Madhur Verma, a deputy commissioner with the Delhi police, said Shiv Kumar Yadav, 32, has charges dating back more than a decade. Yadav’s offences include robbery, molestation and possessing an unlicensed firearm.
Verma said on his Twitter page on Tuesday that Yadav was a “big time rogue” in his home town of Mainpuri, in Uttar Pradesh. On Monday, Yadav was remanded in custody for three days by a Delhi court.
The central government has requested that all state governments ban Uber and all other unregistered, web-based taxi companies from operating amid passenger safety concerns.
The case has triggered protests, questions in parliament and reignited an angry debate about the safety of women in Asia’s third-largest economy, especially New Delhi, which is often dubbed India’s rape capital.
Public outrage has been fuelled further by Uber acknowledging that it failed to carry out background checks on the driver and that he was able to obtain a forged character reference supposedly signed by a police officer.
A U.S.-based woman, Nidhi Shah, said on her Twitter page she had lodged a complaint with Uber about the behaviour of Yadav 10 days before the attack took place.
She said in her complaint the driver constantly stared at her in the rear-view mirror, making her uncomfortable during the journey. Uber told her it would investigate the case.
India is the second-largest market after the United States for Uber by number of cities covered. It operated in 11 cities in India, including New Delhi, before the rape allegations.
The Uber service stopped working in Delhi on Wednesday, two days after the state government banned it.

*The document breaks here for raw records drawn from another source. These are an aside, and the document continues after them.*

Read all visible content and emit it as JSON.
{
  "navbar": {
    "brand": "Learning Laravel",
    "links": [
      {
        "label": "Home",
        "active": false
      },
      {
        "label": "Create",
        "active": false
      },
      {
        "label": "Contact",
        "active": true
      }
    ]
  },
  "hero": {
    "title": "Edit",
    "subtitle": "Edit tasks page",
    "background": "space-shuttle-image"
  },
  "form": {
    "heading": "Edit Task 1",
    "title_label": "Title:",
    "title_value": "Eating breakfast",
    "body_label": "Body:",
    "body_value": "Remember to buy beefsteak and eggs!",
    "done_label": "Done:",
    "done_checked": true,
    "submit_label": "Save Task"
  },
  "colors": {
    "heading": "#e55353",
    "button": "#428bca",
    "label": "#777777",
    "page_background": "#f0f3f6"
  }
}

Uber sent a text message to drivers in the city promising to pay all drivers by Friday.
“Uber is deeply shocked and saddened this week,” the message said. “Many of you have sent supportive words and we are very grateful.” (Reuters)